The full winners at this year's Toronto International Film Festival have been announced. Historical drama "12 Years a Slave" took home the coveted People's Choice Award. The pic was helmed by Steve McQueen, the first British director who received the Camera d'Or Award at Cannes 2008 for his directing debut in "Hunger".
Telling the true story of Solomon Northup, a free black man kidnapped and sold into slavery, the movie stars Michael Fassbender, Benedict Cumberbatch, Brad Pitt and the young talented Quvenzhane Wallis. It was only McQueen's third movie. His win was announced at the festival's brunch on Sunday, September 15.
"At a festival that has shown so many brilliant films, I cannot be more thrilled to receive this award," London-born McQueen said in a statement following his big win. "I am deeply grateful to all the people who have worked on this film, and that their amazing work has been recognized."
The first runner-up place went to Stephen Frears' drama "Philomena" starring Judi Dench and Steve Coogan. The second runner-up was Denis Villeneuve's crime thriller "Prisoners" supported by Hugh Jackman and Jake Gyllenhaal on the cast ensemble and Mark Wahlberg as an executive producer.
People's Choice documentary award went to "The Square" which recorded the protests taking place in Cairo's Tahrir Square since 2011. It a second big win for director Jehane Noujaim as her retelling of revolution behind the headlines also won an audience award at the Sundance Film Festival in January earlier this year.
The Egyptian director felt grateful for "a wonderful award for the film to win." She told BBC, "This is the only kind of award that really means anything to the team back in Cairo and to everybody who's been fighting on the streets. To understand that people internationally care about the struggle and relate to it is crucially important."
"All the Wrong Reasons" starring the late "Glee" star Cory Monteith won the Grolsch Film Works Discovery Award. People's Choice Midnight Madness Award was given to Sion Sono's "Why Don't You Play in Hell?" ("Jigoku de Naze Warui"), and Best Canadian Feature Film went to Alan Zweig's "When Jews Were Funny".

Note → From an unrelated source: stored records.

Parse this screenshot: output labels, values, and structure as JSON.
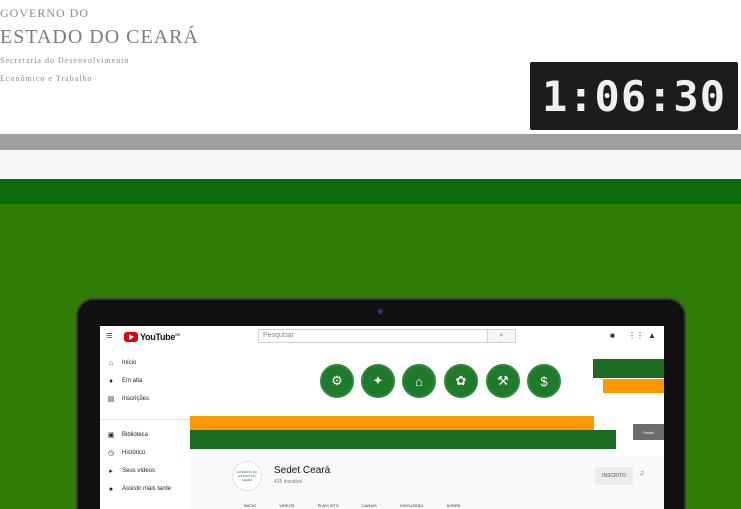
{
  "header": {
    "logo_lines": [
      "GOVERNO DO",
      "ESTADO DO CEARÁ",
      "Secretaria do Desenvolvimento",
      "Econômico e Trabalho"
    ],
    "timer": "1:06:30"
  },
  "youtube": {
    "brand": "YouTube",
    "brand_sup": "BR",
    "search_placeholder": "Pesquisar",
    "sidebar": [
      {
        "icon": "home-icon",
        "glyph": "⌂",
        "label": "Início"
      },
      {
        "icon": "trending-icon",
        "glyph": "🔥",
        "label": "Em alta"
      },
      {
        "icon": "subscriptions-icon",
        "glyph": "▤",
        "label": "Inscrições"
      },
      {
        "icon": "library-icon",
        "glyph": "▣",
        "label": "Biblioteca"
      },
      {
        "icon": "history-icon",
        "glyph": "◷",
        "label": "Histórico"
      },
      {
        "icon": "your-videos-icon",
        "glyph": "▶",
        "label": "Seus vídeos"
      },
      {
        "icon": "watch-later-icon",
        "glyph": "◔",
        "label": "Assistir mais tarde"
      }
    ],
    "banner": {
      "sedet_tag": "Sedet",
      "icons": [
        "industry-icon",
        "innovation-icon",
        "energy-icon",
        "agriculture-icon",
        "mining-icon",
        "finance-icon"
      ]
    },
    "channel": {
      "name": "Sedet Ceará",
      "subscribers": "415 inscritos",
      "avatar_text": "GOVERNO DO ESTADO DO CEARÁ",
      "subscribe_label": "INSCRITO",
      "tabs": [
        "INÍCIO",
        "VÍDEOS",
        "PLAYLISTS",
        "CANAIS",
        "DISCUSSÃO",
        "SOBRE"
      ]
    }
  },
  "colors": {
    "stage_green": "#2f7d06",
    "dark_green": "#0c6b0a",
    "brand_green": "#1c6b20",
    "brand_orange": "#ff9800"
  }
}
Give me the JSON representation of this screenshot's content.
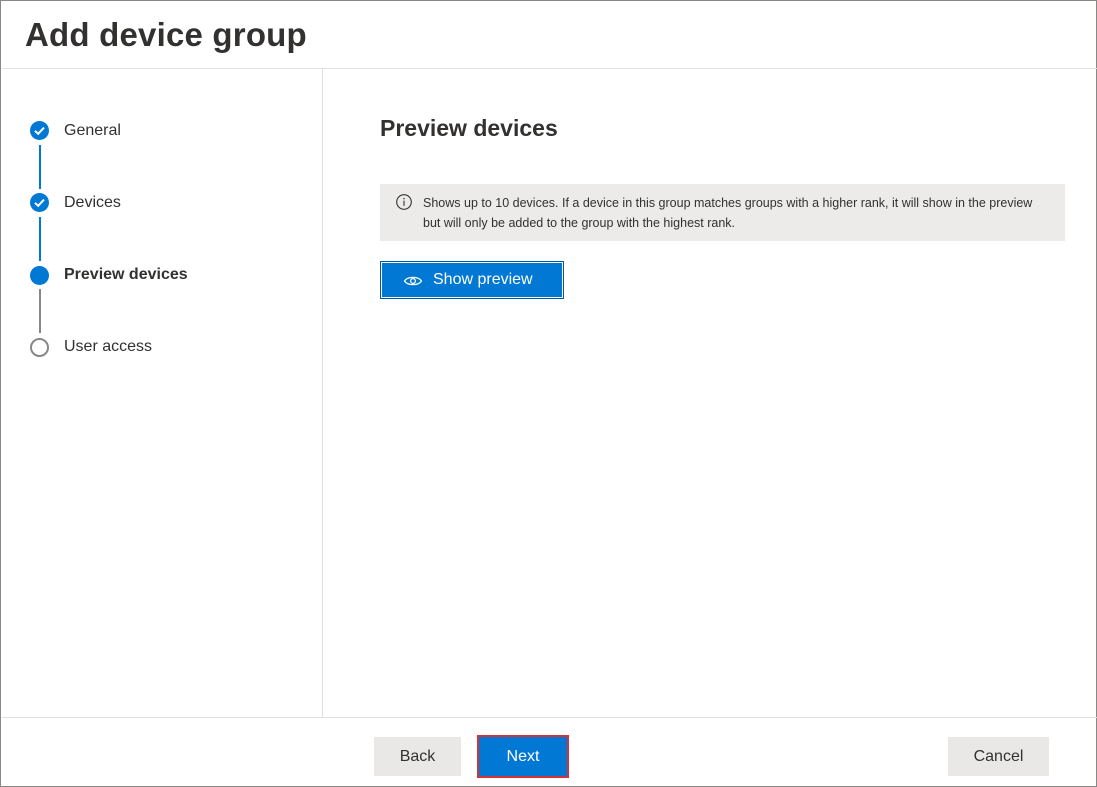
{
  "header": {
    "title": "Add device group"
  },
  "steps": [
    {
      "label": "General",
      "state": "done",
      "icon": "check-icon"
    },
    {
      "label": "Devices",
      "state": "done",
      "icon": "check-icon"
    },
    {
      "label": "Preview devices",
      "state": "current",
      "icon": "current-step-dot-icon"
    },
    {
      "label": "User access",
      "state": "todo",
      "icon": "empty-circle-icon"
    }
  ],
  "main": {
    "title": "Preview devices",
    "info": {
      "icon": "info-icon",
      "text": "Shows up to 10 devices. If a device in this group matches groups with a higher rank, it will show in the preview but will only be added to the group with the highest rank."
    },
    "show_preview": {
      "label": "Show preview",
      "icon": "eye-icon"
    }
  },
  "footer": {
    "back_label": "Back",
    "next_label": "Next",
    "cancel_label": "Cancel"
  },
  "colors": {
    "accent": "#0078d4",
    "highlight_outline": "#d13438",
    "info_background": "#edebe9"
  }
}
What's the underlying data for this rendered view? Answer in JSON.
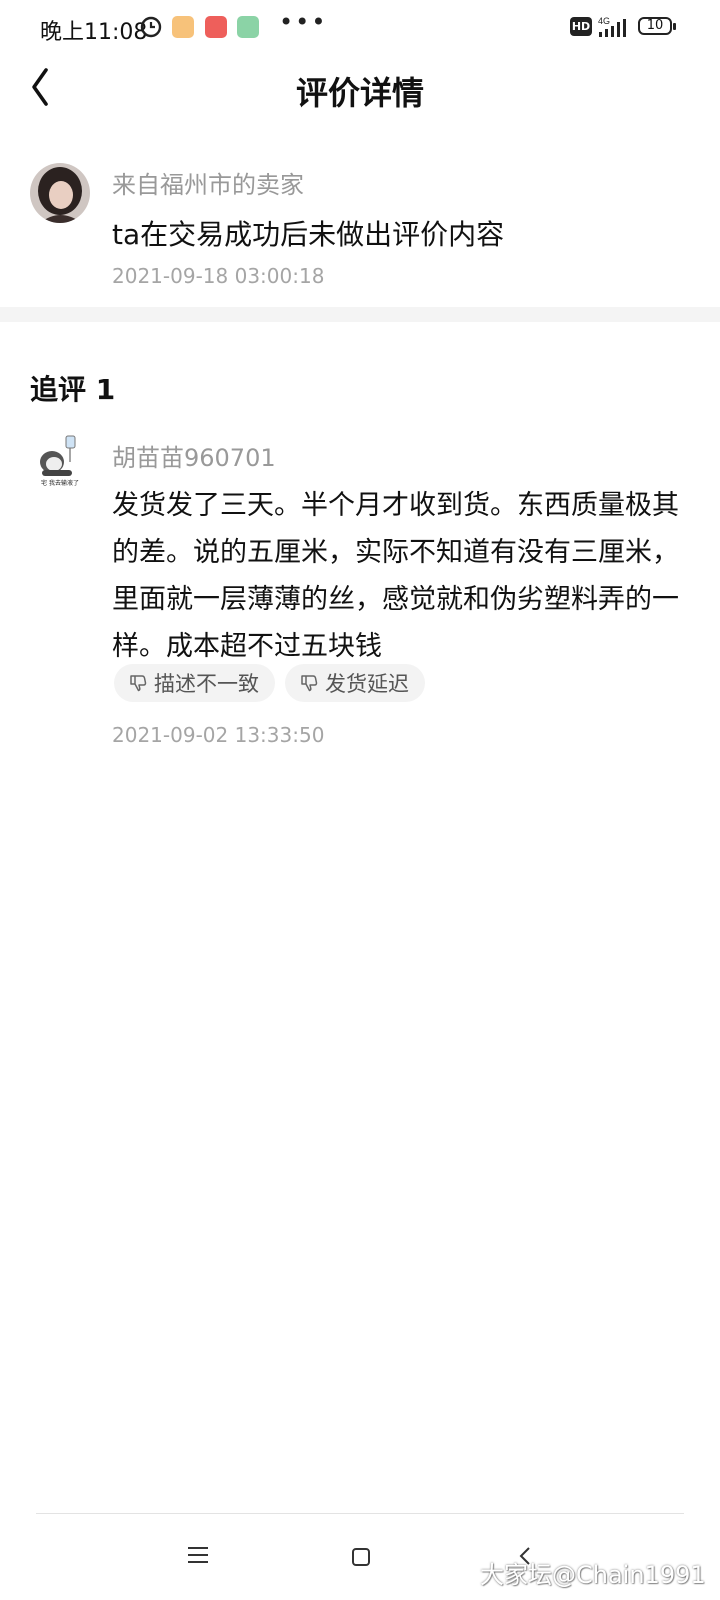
{
  "status_bar": {
    "time": "晚上11:08",
    "network": "4G",
    "hd": "HD",
    "battery": "10"
  },
  "header": {
    "title": "评价详情"
  },
  "seller_review": {
    "from": "来自福州市的卖家",
    "comment": "ta在交易成功后未做出评价内容",
    "time": "2021-09-18 03:00:18"
  },
  "followup": {
    "heading": "追评 1",
    "reviewer": "胡苗苗960701",
    "avatar_caption": "宅 我去输液了",
    "body": "发货发了三天。半个月才收到货。东西质量极其的差。说的五厘米，实际不知道有没有三厘米，里面就一层薄薄的丝，感觉就和伪劣塑料弄的一样。成本超不过五块钱",
    "tags": [
      "描述不一致",
      "发货延迟"
    ],
    "time": "2021-09-02 13:33:50"
  },
  "watermark": "大家坛@Chain1991",
  "icons": {
    "back": "chevron-left-icon",
    "tag": "thumbs-down-icon",
    "nav_menu": "menu-icon",
    "nav_home": "home-square-icon",
    "nav_back": "back-chevron-icon"
  }
}
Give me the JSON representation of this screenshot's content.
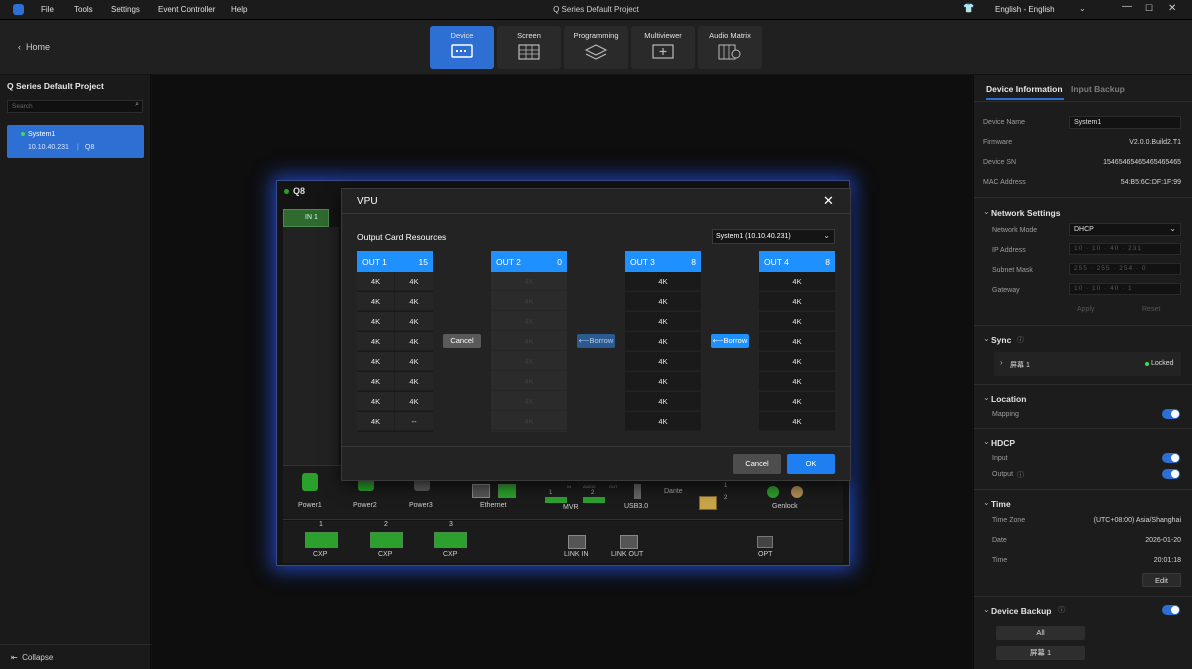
{
  "menu": [
    "File",
    "Tools",
    "Settings",
    "Event Controller",
    "Help"
  ],
  "window_title": "Q Series Default Project",
  "language": "English - English",
  "nav": {
    "home": "Home",
    "tabs": [
      {
        "label": "Device",
        "icon": "device-icon"
      },
      {
        "label": "Screen",
        "icon": "screen-icon"
      },
      {
        "label": "Programming",
        "icon": "layers-icon"
      },
      {
        "label": "Multiviewer",
        "icon": "multiviewer-icon"
      },
      {
        "label": "Audio Matrix",
        "icon": "audio-matrix-icon"
      }
    ],
    "active_tab": "Device"
  },
  "sidebar": {
    "project_title": "Q Series Default Project",
    "search_placeholder": "Search",
    "system": {
      "name": "System1",
      "ip": "10.10.40.231",
      "model": "Q8"
    },
    "collapse": "Collapse"
  },
  "device": {
    "name": "Q8",
    "in1": "IN 1",
    "ports_bottom": [
      "Power1",
      "Power2",
      "Power3",
      "Ethernet",
      "MVR",
      "USB3.0",
      "Dante",
      "Genlock"
    ],
    "mvr_nums": [
      "1",
      "2"
    ],
    "dante_nums": [
      "1",
      "2"
    ],
    "audio_labels": [
      "IN",
      "AUDIO",
      "OUT"
    ],
    "cxp": [
      {
        "num": "1",
        "label": "CXP"
      },
      {
        "num": "2",
        "label": "CXP"
      },
      {
        "num": "3",
        "label": "CXP"
      }
    ],
    "link_in": "LINK IN",
    "link_out": "LINK OUT",
    "opt": "OPT"
  },
  "dialog": {
    "title": "VPU",
    "section": "Output Card Resources",
    "system_select": "System1 (10.10.40.231)",
    "outputs": [
      {
        "name": "OUT 1",
        "count": "15",
        "cells": [
          [
            "4K",
            "4K"
          ],
          [
            "4K",
            "4K"
          ],
          [
            "4K",
            "4K"
          ],
          [
            "4K",
            "4K"
          ],
          [
            "4K",
            "4K"
          ],
          [
            "4K",
            "4K"
          ],
          [
            "4K",
            "4K"
          ],
          [
            "4K",
            "--"
          ]
        ]
      },
      {
        "name": "OUT 2",
        "count": "0",
        "cells": [
          "4K",
          "4K",
          "4K",
          "4K",
          "4K",
          "4K",
          "4K",
          "4K"
        ]
      },
      {
        "name": "OUT 3",
        "count": "8",
        "cells": [
          "4K",
          "4K",
          "4K",
          "4K",
          "4K",
          "4K",
          "4K",
          "4K"
        ]
      },
      {
        "name": "OUT 4",
        "count": "8",
        "cells": [
          "4K",
          "4K",
          "4K",
          "4K",
          "4K",
          "4K",
          "4K",
          "4K"
        ]
      }
    ],
    "cancel_mid": "Cancel",
    "borrow1": "⟵Borrow",
    "borrow2": "⟵Borrow",
    "cancel": "Cancel",
    "ok": "OK"
  },
  "right": {
    "tabs": [
      "Device Information",
      "Input Backup"
    ],
    "device_name_label": "Device Name",
    "device_name": "System1",
    "firmware_label": "Firmware",
    "firmware": "V2.0.0.Build2.T1",
    "sn_label": "Device SN",
    "sn": "15465465465465465465",
    "mac_label": "MAC Address",
    "mac": "54:B5:6C:DF:1F:99",
    "network": {
      "title": "Network Settings",
      "mode_label": "Network Mode",
      "mode": "DHCP",
      "ip_label": "IP Address",
      "ip": [
        "10",
        "10",
        "40",
        "231"
      ],
      "mask_label": "Subnet Mask",
      "mask": [
        "255",
        "255",
        "254",
        "0"
      ],
      "gw_label": "Gateway",
      "gw": [
        "10",
        "10",
        "40",
        "1"
      ],
      "apply": "Apply",
      "reset": "Reset"
    },
    "sync": {
      "title": "Sync",
      "screen": "屏幕 1",
      "status": "Locked"
    },
    "location": {
      "title": "Location",
      "mapping": "Mapping"
    },
    "hdcp": {
      "title": "HDCP",
      "input": "Input",
      "output": "Output"
    },
    "time": {
      "title": "Time",
      "zone_label": "Time Zone",
      "zone": "(UTC+08:00) Asia/Shanghai",
      "date_label": "Date",
      "date": "2026-01-20",
      "time_label": "Time",
      "time": "20:01:18",
      "edit": "Edit"
    },
    "backup": {
      "title": "Device Backup",
      "all": "All",
      "screen": "屏幕 1"
    }
  },
  "colors": {
    "accent": "#2d6fd3",
    "active_blue": "#1e90ff",
    "panel": "#1c1c1c",
    "green": "#2ca02c"
  }
}
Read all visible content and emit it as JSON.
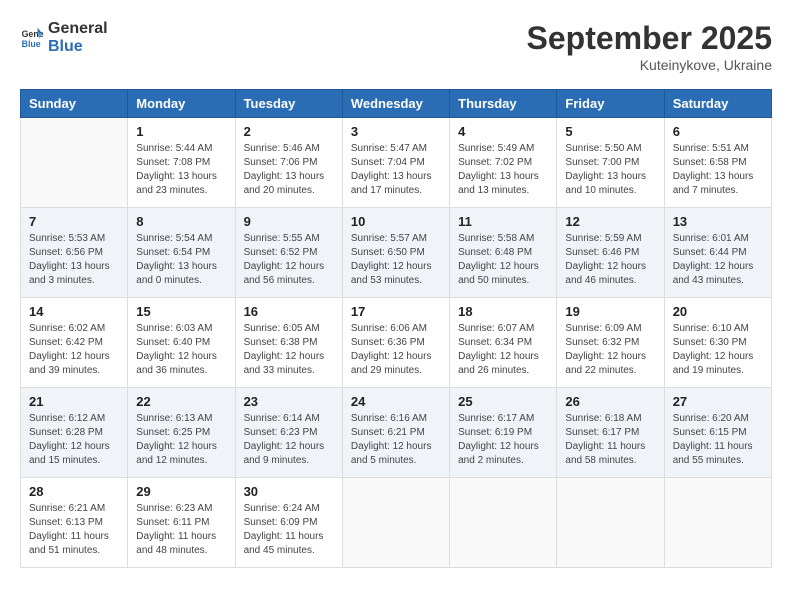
{
  "header": {
    "logo_general": "General",
    "logo_blue": "Blue",
    "month": "September 2025",
    "location": "Kuteinykove, Ukraine"
  },
  "days_of_week": [
    "Sunday",
    "Monday",
    "Tuesday",
    "Wednesday",
    "Thursday",
    "Friday",
    "Saturday"
  ],
  "weeks": [
    [
      {
        "day": "",
        "info": ""
      },
      {
        "day": "1",
        "info": "Sunrise: 5:44 AM\nSunset: 7:08 PM\nDaylight: 13 hours\nand 23 minutes."
      },
      {
        "day": "2",
        "info": "Sunrise: 5:46 AM\nSunset: 7:06 PM\nDaylight: 13 hours\nand 20 minutes."
      },
      {
        "day": "3",
        "info": "Sunrise: 5:47 AM\nSunset: 7:04 PM\nDaylight: 13 hours\nand 17 minutes."
      },
      {
        "day": "4",
        "info": "Sunrise: 5:49 AM\nSunset: 7:02 PM\nDaylight: 13 hours\nand 13 minutes."
      },
      {
        "day": "5",
        "info": "Sunrise: 5:50 AM\nSunset: 7:00 PM\nDaylight: 13 hours\nand 10 minutes."
      },
      {
        "day": "6",
        "info": "Sunrise: 5:51 AM\nSunset: 6:58 PM\nDaylight: 13 hours\nand 7 minutes."
      }
    ],
    [
      {
        "day": "7",
        "info": "Sunrise: 5:53 AM\nSunset: 6:56 PM\nDaylight: 13 hours\nand 3 minutes."
      },
      {
        "day": "8",
        "info": "Sunrise: 5:54 AM\nSunset: 6:54 PM\nDaylight: 13 hours\nand 0 minutes."
      },
      {
        "day": "9",
        "info": "Sunrise: 5:55 AM\nSunset: 6:52 PM\nDaylight: 12 hours\nand 56 minutes."
      },
      {
        "day": "10",
        "info": "Sunrise: 5:57 AM\nSunset: 6:50 PM\nDaylight: 12 hours\nand 53 minutes."
      },
      {
        "day": "11",
        "info": "Sunrise: 5:58 AM\nSunset: 6:48 PM\nDaylight: 12 hours\nand 50 minutes."
      },
      {
        "day": "12",
        "info": "Sunrise: 5:59 AM\nSunset: 6:46 PM\nDaylight: 12 hours\nand 46 minutes."
      },
      {
        "day": "13",
        "info": "Sunrise: 6:01 AM\nSunset: 6:44 PM\nDaylight: 12 hours\nand 43 minutes."
      }
    ],
    [
      {
        "day": "14",
        "info": "Sunrise: 6:02 AM\nSunset: 6:42 PM\nDaylight: 12 hours\nand 39 minutes."
      },
      {
        "day": "15",
        "info": "Sunrise: 6:03 AM\nSunset: 6:40 PM\nDaylight: 12 hours\nand 36 minutes."
      },
      {
        "day": "16",
        "info": "Sunrise: 6:05 AM\nSunset: 6:38 PM\nDaylight: 12 hours\nand 33 minutes."
      },
      {
        "day": "17",
        "info": "Sunrise: 6:06 AM\nSunset: 6:36 PM\nDaylight: 12 hours\nand 29 minutes."
      },
      {
        "day": "18",
        "info": "Sunrise: 6:07 AM\nSunset: 6:34 PM\nDaylight: 12 hours\nand 26 minutes."
      },
      {
        "day": "19",
        "info": "Sunrise: 6:09 AM\nSunset: 6:32 PM\nDaylight: 12 hours\nand 22 minutes."
      },
      {
        "day": "20",
        "info": "Sunrise: 6:10 AM\nSunset: 6:30 PM\nDaylight: 12 hours\nand 19 minutes."
      }
    ],
    [
      {
        "day": "21",
        "info": "Sunrise: 6:12 AM\nSunset: 6:28 PM\nDaylight: 12 hours\nand 15 minutes."
      },
      {
        "day": "22",
        "info": "Sunrise: 6:13 AM\nSunset: 6:25 PM\nDaylight: 12 hours\nand 12 minutes."
      },
      {
        "day": "23",
        "info": "Sunrise: 6:14 AM\nSunset: 6:23 PM\nDaylight: 12 hours\nand 9 minutes."
      },
      {
        "day": "24",
        "info": "Sunrise: 6:16 AM\nSunset: 6:21 PM\nDaylight: 12 hours\nand 5 minutes."
      },
      {
        "day": "25",
        "info": "Sunrise: 6:17 AM\nSunset: 6:19 PM\nDaylight: 12 hours\nand 2 minutes."
      },
      {
        "day": "26",
        "info": "Sunrise: 6:18 AM\nSunset: 6:17 PM\nDaylight: 11 hours\nand 58 minutes."
      },
      {
        "day": "27",
        "info": "Sunrise: 6:20 AM\nSunset: 6:15 PM\nDaylight: 11 hours\nand 55 minutes."
      }
    ],
    [
      {
        "day": "28",
        "info": "Sunrise: 6:21 AM\nSunset: 6:13 PM\nDaylight: 11 hours\nand 51 minutes."
      },
      {
        "day": "29",
        "info": "Sunrise: 6:23 AM\nSunset: 6:11 PM\nDaylight: 11 hours\nand 48 minutes."
      },
      {
        "day": "30",
        "info": "Sunrise: 6:24 AM\nSunset: 6:09 PM\nDaylight: 11 hours\nand 45 minutes."
      },
      {
        "day": "",
        "info": ""
      },
      {
        "day": "",
        "info": ""
      },
      {
        "day": "",
        "info": ""
      },
      {
        "day": "",
        "info": ""
      }
    ]
  ]
}
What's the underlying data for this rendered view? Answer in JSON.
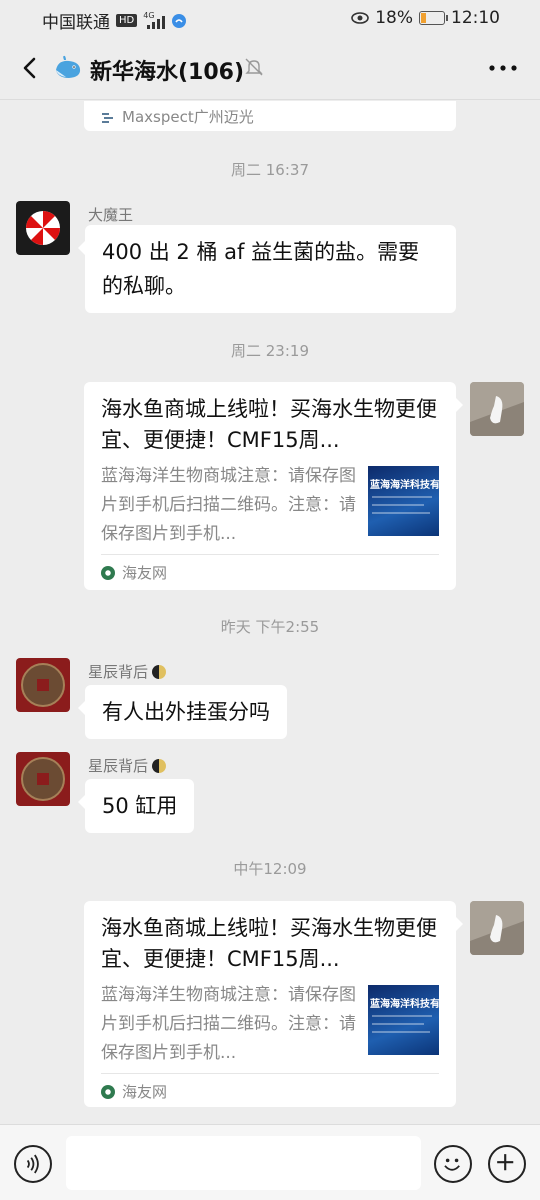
{
  "status_bar": {
    "carrier": "中国联通",
    "network_badge": "HD",
    "network_type": "4G",
    "battery_percent": "18%",
    "time": "12:10"
  },
  "header": {
    "title": "新华海水(106)"
  },
  "chat": {
    "previous_card_source": "Maxspect广州迈光",
    "messages": [
      {
        "type": "timestamp",
        "text": "周二 16:37"
      },
      {
        "type": "text",
        "sender": "大魔王",
        "text": "400 出 2 桶 af 益生菌的盐。需要的私聊。",
        "side": "left"
      },
      {
        "type": "timestamp",
        "text": "周二 23:19"
      },
      {
        "type": "link_card",
        "side": "right",
        "title": "海水鱼商城上线啦！买海水生物更便宜、更便捷！CMF15周...",
        "description": "蓝海海洋生物商城注意：请保存图片到手机后扫描二维码。注意：请保存图片到手机...",
        "thumb_text": "蓝海海洋科技有",
        "source": "海友网"
      },
      {
        "type": "timestamp",
        "text": "昨天 下午2:55"
      },
      {
        "type": "text",
        "sender": "星辰背后",
        "text": "有人出外挂蛋分吗",
        "side": "left"
      },
      {
        "type": "text",
        "sender": "星辰背后",
        "text": "50 缸用",
        "side": "left"
      },
      {
        "type": "timestamp",
        "text": "中午12:09"
      },
      {
        "type": "link_card",
        "side": "right",
        "title": "海水鱼商城上线啦！买海水生物更便宜、更便捷！CMF15周...",
        "description": "蓝海海洋生物商城注意：请保存图片到手机后扫描二维码。注意：请保存图片到手机...",
        "thumb_text": "蓝海海洋科技有",
        "source": "海友网"
      }
    ]
  },
  "icons": {
    "back": "chevron-left-icon",
    "group_avatar": "whale-icon",
    "mute": "bell-muted-icon",
    "more": "more-dots-icon",
    "voice": "voice-icon",
    "emoji": "emoji-icon",
    "plus": "plus-icon"
  },
  "colors": {
    "background": "#ededed",
    "bubble": "#ffffff",
    "meta_text": "#9a9a9a"
  }
}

2013 TIFF Winners:
YouTube Award for Best Canadian Short Film: